Sao Paulo: Niki Lauda on Sunday added his voice to those expressing growing concern about the future direction of Formula One under new American owners Liberty Media.
Ahead of the Brazilian Grand Prix and only days after recent threats by Ferrari that they may walk out of the sport if a package of new engine proposals is introduced, Lauda has articulated the fears of many paddock observers.
The three-time world champion, who is a non-executive chairman of the Mercedes team and a long-time friend of former commercial boss Bernie Ecclestone, made clear that he has doubts about the new regime's understanding of F1, its history and traditions.
And he mocked some of the cost-cutting ideas for greater entertainment as delivered in a recent proposal on behalf of Liberty by chief executive Chase Carey, motorsports boss Ross Brawn and the ruling body, the International Motoring Federation (FIA).
"I'm worried," said Lauda. "It's right that the American owners needed time to understand what F1 is, but that is about to expire. And what they think about the future is worrying me."
In an interview with La Gazzetta dello Sport, the Italian sports daily, he added that it was misguided for the new owners to seek to improve the entertainment value of F1 by following gimmicks in other sports.
"The FIA, Chase Carey and Ross Brawn repeat that we need to level off the performance, but the DNA of F1 is the opposite," he explained.
"You are a fool if you think, that to make Grands Prix more attractive, you need to have a different winner every weekend. F1 is about competition.

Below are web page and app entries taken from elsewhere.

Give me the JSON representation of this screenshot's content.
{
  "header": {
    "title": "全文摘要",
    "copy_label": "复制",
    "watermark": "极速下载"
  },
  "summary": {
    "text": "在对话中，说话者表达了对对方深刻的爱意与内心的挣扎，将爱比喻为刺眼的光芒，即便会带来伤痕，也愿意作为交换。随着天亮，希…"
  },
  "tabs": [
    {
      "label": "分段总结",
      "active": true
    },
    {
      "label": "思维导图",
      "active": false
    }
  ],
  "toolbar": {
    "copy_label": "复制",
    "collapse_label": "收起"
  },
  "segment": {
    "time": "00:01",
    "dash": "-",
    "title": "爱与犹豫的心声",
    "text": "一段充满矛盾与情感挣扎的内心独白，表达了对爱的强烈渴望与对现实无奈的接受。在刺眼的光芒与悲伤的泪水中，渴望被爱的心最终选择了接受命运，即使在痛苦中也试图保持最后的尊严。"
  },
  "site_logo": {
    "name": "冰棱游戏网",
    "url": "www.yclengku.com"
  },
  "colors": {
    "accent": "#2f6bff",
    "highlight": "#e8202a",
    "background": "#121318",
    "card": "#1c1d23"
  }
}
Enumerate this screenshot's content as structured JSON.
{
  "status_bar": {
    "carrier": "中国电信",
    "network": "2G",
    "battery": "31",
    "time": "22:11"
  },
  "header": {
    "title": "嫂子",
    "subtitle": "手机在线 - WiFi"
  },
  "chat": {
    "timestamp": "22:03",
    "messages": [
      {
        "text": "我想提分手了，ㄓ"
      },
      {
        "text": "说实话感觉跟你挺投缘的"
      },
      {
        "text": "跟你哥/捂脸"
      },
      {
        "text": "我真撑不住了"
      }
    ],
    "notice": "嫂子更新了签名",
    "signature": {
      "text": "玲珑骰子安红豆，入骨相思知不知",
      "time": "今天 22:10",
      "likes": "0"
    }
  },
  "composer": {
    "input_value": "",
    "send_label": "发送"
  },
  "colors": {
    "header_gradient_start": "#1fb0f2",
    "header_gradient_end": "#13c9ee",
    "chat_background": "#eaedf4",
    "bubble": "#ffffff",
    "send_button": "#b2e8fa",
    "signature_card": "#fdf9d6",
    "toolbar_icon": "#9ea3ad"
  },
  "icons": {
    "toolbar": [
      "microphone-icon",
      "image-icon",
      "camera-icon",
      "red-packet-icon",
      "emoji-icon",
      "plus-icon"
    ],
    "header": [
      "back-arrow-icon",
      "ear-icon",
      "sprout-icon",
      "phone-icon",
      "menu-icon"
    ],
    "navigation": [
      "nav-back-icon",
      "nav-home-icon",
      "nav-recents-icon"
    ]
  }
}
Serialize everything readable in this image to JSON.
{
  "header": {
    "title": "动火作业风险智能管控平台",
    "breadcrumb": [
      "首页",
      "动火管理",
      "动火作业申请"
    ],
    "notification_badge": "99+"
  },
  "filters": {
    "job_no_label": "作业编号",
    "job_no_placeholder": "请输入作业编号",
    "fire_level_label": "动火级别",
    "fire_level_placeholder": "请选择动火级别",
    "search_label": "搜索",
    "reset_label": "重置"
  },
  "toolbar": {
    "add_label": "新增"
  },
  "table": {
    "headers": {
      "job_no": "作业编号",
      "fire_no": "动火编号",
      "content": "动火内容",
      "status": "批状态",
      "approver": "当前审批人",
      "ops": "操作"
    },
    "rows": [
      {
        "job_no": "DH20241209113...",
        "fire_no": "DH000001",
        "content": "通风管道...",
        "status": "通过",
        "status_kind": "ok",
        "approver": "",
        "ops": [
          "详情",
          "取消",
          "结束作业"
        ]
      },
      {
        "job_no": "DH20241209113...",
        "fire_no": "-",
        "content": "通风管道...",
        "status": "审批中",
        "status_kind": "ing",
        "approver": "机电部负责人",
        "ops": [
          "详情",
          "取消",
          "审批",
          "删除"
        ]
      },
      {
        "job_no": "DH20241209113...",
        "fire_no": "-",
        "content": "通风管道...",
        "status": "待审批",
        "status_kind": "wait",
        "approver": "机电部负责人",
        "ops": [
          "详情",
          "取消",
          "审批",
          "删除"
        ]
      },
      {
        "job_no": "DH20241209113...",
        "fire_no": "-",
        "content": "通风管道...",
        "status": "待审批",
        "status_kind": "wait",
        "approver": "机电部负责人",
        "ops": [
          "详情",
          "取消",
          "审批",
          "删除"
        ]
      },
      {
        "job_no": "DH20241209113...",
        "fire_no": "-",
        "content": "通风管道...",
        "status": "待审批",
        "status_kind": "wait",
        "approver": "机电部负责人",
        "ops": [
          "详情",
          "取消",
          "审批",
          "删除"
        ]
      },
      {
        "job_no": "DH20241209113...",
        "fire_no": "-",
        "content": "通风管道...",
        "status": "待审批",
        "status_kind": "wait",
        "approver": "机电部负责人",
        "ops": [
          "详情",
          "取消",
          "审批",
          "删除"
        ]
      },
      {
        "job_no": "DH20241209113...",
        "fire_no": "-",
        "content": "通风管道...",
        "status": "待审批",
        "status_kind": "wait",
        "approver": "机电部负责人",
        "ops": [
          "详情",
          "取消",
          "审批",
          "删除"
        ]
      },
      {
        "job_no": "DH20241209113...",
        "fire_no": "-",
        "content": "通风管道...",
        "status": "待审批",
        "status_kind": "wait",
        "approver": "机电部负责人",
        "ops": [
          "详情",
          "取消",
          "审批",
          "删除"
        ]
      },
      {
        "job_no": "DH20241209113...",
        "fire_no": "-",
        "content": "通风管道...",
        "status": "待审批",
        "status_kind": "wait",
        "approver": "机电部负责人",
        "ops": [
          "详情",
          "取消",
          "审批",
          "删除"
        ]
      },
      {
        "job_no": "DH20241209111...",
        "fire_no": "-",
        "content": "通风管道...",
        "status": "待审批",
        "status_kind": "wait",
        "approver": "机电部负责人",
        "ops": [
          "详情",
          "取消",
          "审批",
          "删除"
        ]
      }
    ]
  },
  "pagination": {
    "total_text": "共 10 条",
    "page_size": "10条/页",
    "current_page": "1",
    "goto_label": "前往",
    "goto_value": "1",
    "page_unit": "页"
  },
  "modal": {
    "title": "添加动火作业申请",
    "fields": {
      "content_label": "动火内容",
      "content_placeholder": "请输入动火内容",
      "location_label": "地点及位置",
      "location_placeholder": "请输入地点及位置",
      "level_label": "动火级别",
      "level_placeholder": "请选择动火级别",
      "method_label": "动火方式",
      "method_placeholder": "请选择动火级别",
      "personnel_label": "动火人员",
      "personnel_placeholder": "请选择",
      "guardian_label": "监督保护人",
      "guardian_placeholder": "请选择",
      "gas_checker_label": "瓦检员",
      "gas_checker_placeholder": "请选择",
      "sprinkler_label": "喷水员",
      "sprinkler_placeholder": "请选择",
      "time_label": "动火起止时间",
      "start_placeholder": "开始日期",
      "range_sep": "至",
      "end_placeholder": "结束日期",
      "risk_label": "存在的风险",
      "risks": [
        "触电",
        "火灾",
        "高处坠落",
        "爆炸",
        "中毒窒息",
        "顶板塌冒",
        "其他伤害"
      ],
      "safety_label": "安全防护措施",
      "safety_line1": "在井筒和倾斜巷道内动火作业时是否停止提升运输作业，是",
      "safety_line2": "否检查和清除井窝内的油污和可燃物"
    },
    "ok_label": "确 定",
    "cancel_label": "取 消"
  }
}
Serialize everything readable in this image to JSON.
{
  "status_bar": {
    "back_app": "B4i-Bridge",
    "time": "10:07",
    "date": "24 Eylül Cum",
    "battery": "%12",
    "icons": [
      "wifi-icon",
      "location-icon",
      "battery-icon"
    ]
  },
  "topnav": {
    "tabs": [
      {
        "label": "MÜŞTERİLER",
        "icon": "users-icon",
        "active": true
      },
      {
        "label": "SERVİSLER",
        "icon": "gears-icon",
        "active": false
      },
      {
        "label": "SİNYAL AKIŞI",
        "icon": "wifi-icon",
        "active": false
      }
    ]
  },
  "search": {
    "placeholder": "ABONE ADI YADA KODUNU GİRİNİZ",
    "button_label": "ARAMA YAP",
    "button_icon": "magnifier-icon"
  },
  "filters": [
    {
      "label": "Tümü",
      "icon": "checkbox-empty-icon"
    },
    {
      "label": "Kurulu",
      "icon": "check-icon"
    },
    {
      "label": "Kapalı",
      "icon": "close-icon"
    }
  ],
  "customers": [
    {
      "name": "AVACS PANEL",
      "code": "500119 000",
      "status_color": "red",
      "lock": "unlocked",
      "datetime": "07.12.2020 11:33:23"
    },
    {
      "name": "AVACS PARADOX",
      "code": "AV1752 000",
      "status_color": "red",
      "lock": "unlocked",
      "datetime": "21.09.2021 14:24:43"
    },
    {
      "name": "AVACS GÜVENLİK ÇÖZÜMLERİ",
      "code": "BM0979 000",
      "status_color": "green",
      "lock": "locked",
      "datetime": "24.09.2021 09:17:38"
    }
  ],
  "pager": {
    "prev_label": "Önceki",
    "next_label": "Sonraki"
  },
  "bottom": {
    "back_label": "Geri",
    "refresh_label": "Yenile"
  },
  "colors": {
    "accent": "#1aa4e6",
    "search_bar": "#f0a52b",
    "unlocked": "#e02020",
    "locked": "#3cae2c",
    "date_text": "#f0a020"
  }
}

"Developing cars is one of the important foundations, as well as the bravery of the drivers. Instead, you want to penalise the best teams, and protect the drivers as if they are babies - with the introduction of the halo, for example."
Lauda's outburst follows strong words from Ferrari chief executive officer Sergio Marchionne who said the Italian team would pull out of F1 if the proposed update to the engine regulations, from 2021, is not modified.
Ferrari's disappointment in Liberty's proposals came as the new owners announced this week that prize money income for the teams would be cut for the first time in recent history.
Annual figures revealed that the pool of cash available for distribution, for the latest quarter, is down 13 per cent from $316 million to $273 million.
Ferrari, as the oldest and most successful entrant, receive more of these revenues than any other team.
Lauda said he was concerned at these figures and the absence from Liberty's plans of a scheme for enhancing revenue streams. He said he accepted that "cheaper engines for all" was a laudable goal.
"I'm sure that we will find a satisfactory compromise for that, but the heart of the problem is something else," he said.
"In the face of cost growth of some 70 million euros from one year to the next, revenues have declined, but where do we want to go from here? There should be ideas for generating more money, but I do not see them.
"I heard from (Liberty commercial boss) Sean Bratches, who would like to see the drivers accompanied with grid kids. Is imitating football having new ideas?"
Lauda, like many team bosses, believes the sport needs a much more comprehensive masterplan for the future.
"It needs a more open project," he said. "For example, a budget cap. It is logical and correct, but it needs a three-year plan to realise it. We have employees, so what do we do with them? Do we just cast them off and throw them on the road?
"For now, Liberty has only announced that they want to introduce it, but they have not explained how they intend to realise it."